→ **Exercise instructions**
Where does "title" appear in the data? Return each line that holds it.

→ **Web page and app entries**

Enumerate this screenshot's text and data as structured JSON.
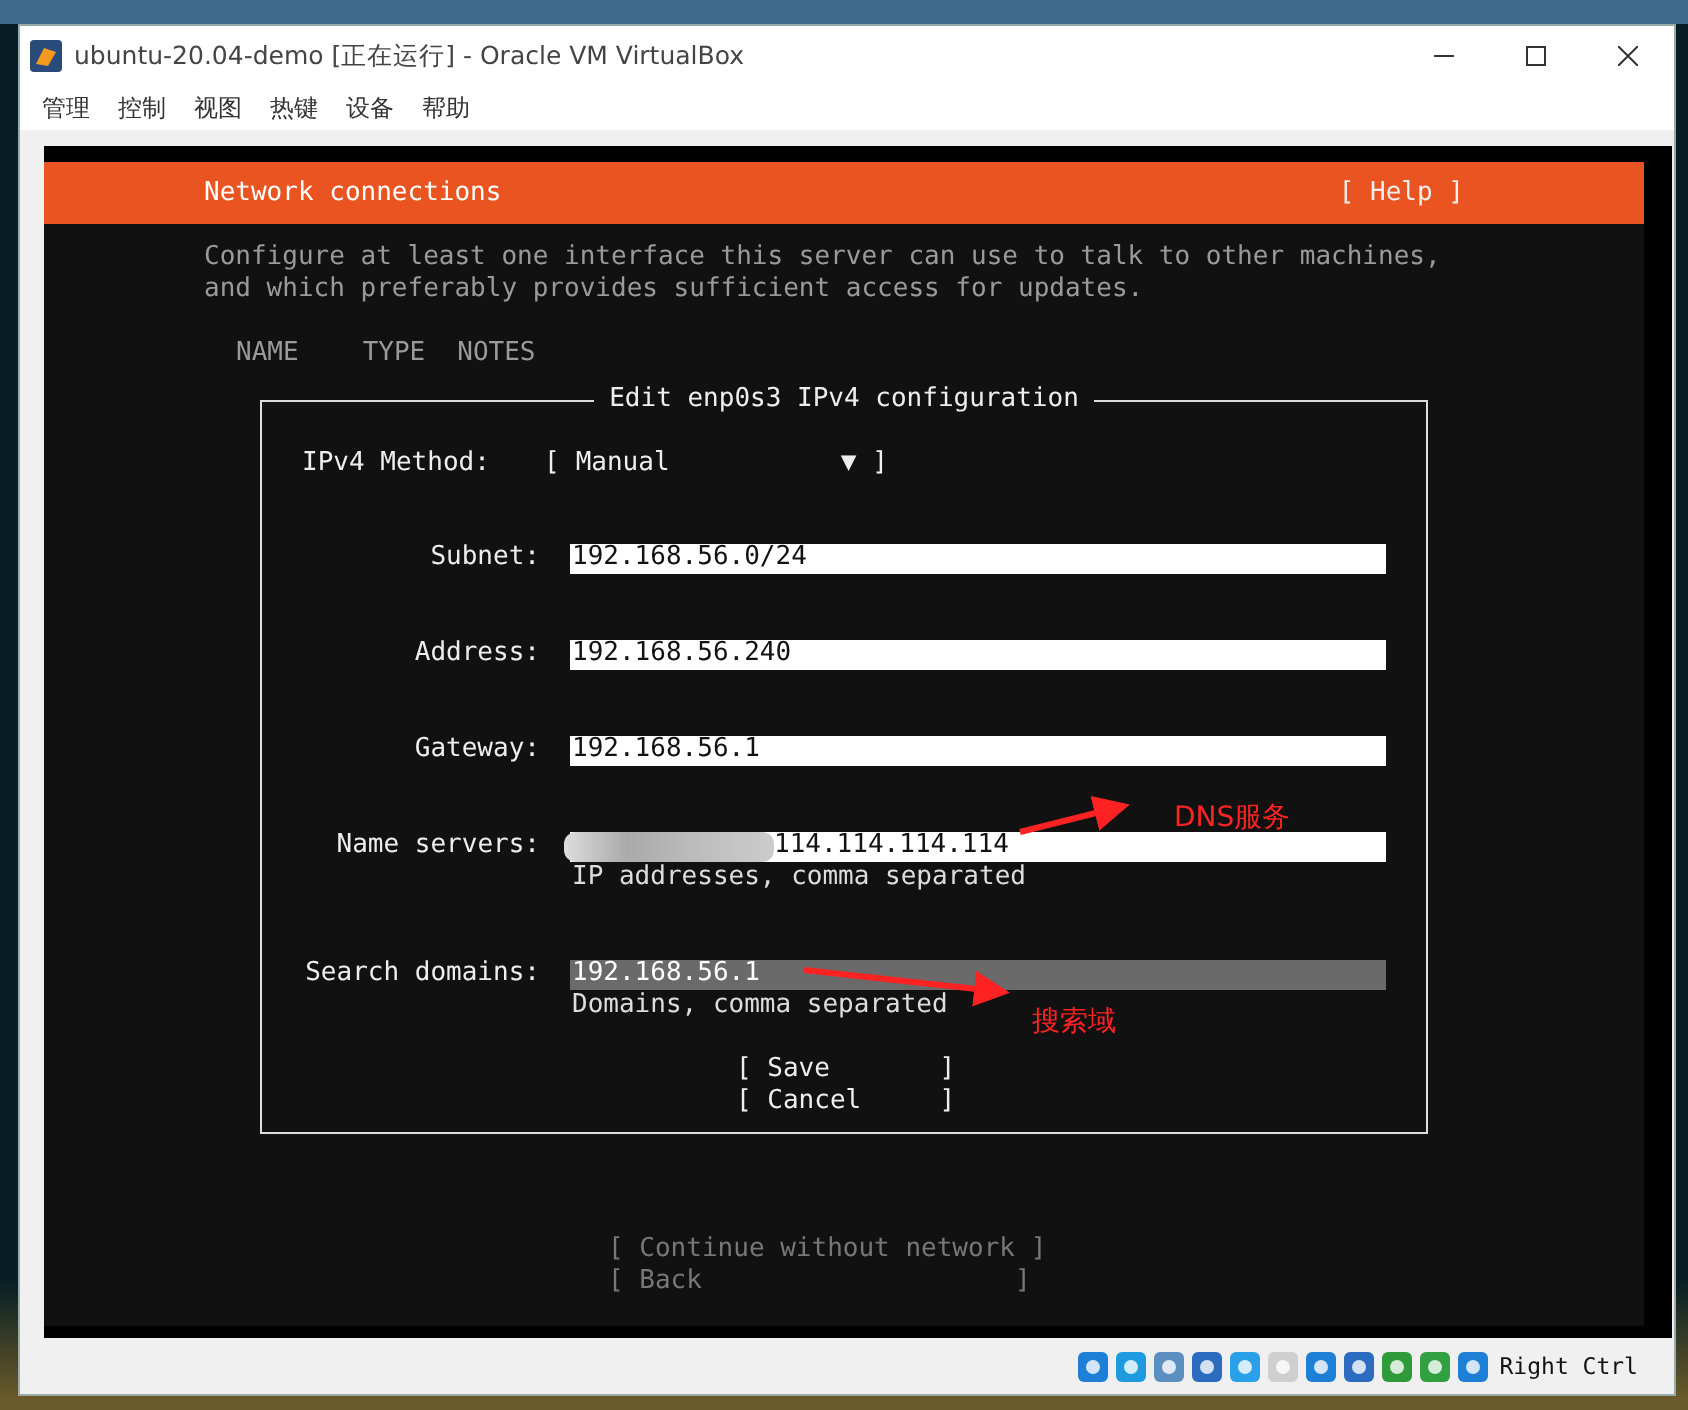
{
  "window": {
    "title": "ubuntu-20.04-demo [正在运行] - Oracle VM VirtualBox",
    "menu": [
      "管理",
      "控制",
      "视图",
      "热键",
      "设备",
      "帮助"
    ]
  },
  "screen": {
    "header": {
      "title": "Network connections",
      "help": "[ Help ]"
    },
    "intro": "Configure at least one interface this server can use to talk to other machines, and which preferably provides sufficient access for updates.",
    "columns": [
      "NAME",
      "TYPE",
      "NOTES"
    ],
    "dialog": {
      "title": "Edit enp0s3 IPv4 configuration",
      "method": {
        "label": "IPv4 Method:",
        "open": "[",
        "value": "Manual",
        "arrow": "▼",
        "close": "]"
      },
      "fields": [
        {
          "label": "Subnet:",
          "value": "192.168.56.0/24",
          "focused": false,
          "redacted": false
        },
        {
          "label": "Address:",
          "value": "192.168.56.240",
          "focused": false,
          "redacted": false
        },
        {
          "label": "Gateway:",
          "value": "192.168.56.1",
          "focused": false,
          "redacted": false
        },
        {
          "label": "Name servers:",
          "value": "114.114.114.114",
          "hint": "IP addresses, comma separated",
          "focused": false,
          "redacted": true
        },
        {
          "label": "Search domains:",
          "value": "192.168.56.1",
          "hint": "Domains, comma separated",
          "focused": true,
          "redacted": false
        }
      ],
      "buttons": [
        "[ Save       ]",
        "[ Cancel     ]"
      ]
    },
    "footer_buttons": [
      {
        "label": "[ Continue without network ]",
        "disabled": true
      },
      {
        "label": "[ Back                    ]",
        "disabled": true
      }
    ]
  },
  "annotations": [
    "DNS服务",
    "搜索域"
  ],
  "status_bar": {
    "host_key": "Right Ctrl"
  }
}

→ **Problem solution**
    "title": "ubuntu-20.04-demo [正在运行] - Oracle VM VirtualBox",
      "title": "Network connections",
      "title": "Edit enp0s3 IPv4 configuration",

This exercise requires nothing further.